uva virginia basketballThe knock on Virginia last season was the lack of presence in the post, which was painfully obvious in the season-ending loss to Florida in the NCAA Tournament.

When the ‘Hoos struggled from the perimeter, basically, they were doomed, was the book.

UVA’s rebuild of its game in the paint is a good subject for an Inside the Numbers column, because you have to do a deep dive into Virginia’s 49-37 win over Wisconsin on Monday to appreciate a few things.

One, the Cavs outscored the Badgers in the paint 34-18, and outrebounded their Big Ten foes 39-30, including a 14-9 edge on the offensive boards.

These numbers make you think: hey, the post guys, doing their thing.


Well, kinda, sorta.

Jack Salt, the starting five, had four points on 2-of-2 shooting, and eight rebounds. Isaiah Wilkins, the starting four, had two points on 1-of-3 shooting, and 10 rebounds.

Mamadi Diakite, the only big off the bench to get minutes Monday, had four points on 2-of-5 shooting, and five rebounds.

Going by one way of looking at things, then, you’d do some quick math, come to a total of 10 points on 5-of-10 shooting, and 23 rebounds, and say, OK, they did their job on the boards, but the offense is still lacking.

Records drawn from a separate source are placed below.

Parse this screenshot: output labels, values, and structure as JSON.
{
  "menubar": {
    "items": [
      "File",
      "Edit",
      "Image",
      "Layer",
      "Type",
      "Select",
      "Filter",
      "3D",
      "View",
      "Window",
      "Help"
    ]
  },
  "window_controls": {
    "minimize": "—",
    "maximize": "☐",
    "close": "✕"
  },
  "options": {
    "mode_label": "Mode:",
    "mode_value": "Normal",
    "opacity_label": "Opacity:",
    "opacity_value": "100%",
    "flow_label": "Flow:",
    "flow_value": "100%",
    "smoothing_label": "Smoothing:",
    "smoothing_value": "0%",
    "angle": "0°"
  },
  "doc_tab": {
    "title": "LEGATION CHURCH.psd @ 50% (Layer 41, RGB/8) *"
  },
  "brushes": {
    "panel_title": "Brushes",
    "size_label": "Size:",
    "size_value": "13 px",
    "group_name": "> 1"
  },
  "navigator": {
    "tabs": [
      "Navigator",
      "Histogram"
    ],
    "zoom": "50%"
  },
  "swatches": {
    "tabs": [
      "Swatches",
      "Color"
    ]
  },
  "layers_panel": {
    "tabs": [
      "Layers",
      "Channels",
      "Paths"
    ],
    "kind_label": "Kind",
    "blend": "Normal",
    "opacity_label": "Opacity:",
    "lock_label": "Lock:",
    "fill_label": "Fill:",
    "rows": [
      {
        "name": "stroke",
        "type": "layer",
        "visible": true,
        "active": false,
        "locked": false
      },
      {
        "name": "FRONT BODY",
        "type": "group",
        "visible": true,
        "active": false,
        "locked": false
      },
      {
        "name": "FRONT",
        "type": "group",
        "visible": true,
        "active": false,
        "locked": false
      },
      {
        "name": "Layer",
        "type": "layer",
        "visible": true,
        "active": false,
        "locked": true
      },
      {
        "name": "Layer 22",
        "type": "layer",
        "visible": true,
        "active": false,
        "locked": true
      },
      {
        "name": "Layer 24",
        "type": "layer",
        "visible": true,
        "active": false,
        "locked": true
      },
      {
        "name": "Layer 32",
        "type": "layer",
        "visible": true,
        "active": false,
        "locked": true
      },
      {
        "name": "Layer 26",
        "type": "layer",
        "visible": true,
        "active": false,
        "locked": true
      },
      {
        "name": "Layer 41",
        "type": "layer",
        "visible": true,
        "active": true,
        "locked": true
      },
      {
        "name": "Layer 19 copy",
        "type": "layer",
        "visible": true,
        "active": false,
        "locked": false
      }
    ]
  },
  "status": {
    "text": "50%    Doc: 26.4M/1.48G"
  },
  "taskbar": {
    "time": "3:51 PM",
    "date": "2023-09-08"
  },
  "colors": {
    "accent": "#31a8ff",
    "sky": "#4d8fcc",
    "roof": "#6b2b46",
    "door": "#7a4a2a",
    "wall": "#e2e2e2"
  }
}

That’s the old way of looking at things, when you go back to the 34-18 advantage in points in the paint, and come to realize that it’s not a law that you have to get your points in the paint from your bigs.

Virginia finished 13-of-22 on shots at the rim, layups and dunks. Guard Kyle Guy, all 6’2”, 165 pounds of him, was 5-of-5 on shots at the rim in the game, and 6’5” guard Devon Hall was 2-of-3.

All told, the UVA backcourt was 9-of-14 on shots at the rim on the night, while the bigs were just 4-of-8.

Gone are the days when guards passed the ball around the perimeter looking to eventually dump the ball to a 7-footer who would either dropstep or shoot a hook shot inside of five to seven feet.

Dribble drives, that’s where the game is now. Guards need to be able to get into the lane, and then be able to finish.

This is particularly true in Virginia’s mover-blocker offense, where the fours and fives are constantly setting screens for guards, and either popping – running out to a perimeter spot for a pass for a possible open jumper – or rolling to the rim looking for a backdoor pass.

It’s rare to see a UVA big set up back to the basket against a defender in the post, get an entry pass, then back the defender into the lane for a post field-goal attempt.

It happens – we saw Salt, Wilkins and Diakite each score one basket Monday night under those conditions – but it’s not the way things work in the Virginia attack.

And honestly, if you watch much NBA, think Golden State Warriors, Cleveland Cavaliers, practically everybody else, it doesn’t work much that way there, either.

Virginia is better in the paint not because Jack Salt is the next coming of Ralph Sampson, but because Kyle Guy, Devon Hall and Ty Jerome are head and shoulders better than they were last year breaking down perimeter defenders and getting to the basket.

How their efforts translated into exactly zero free-throw attempts for the ‘Hoos Monday night is another story for another day.

Column by Chris Graham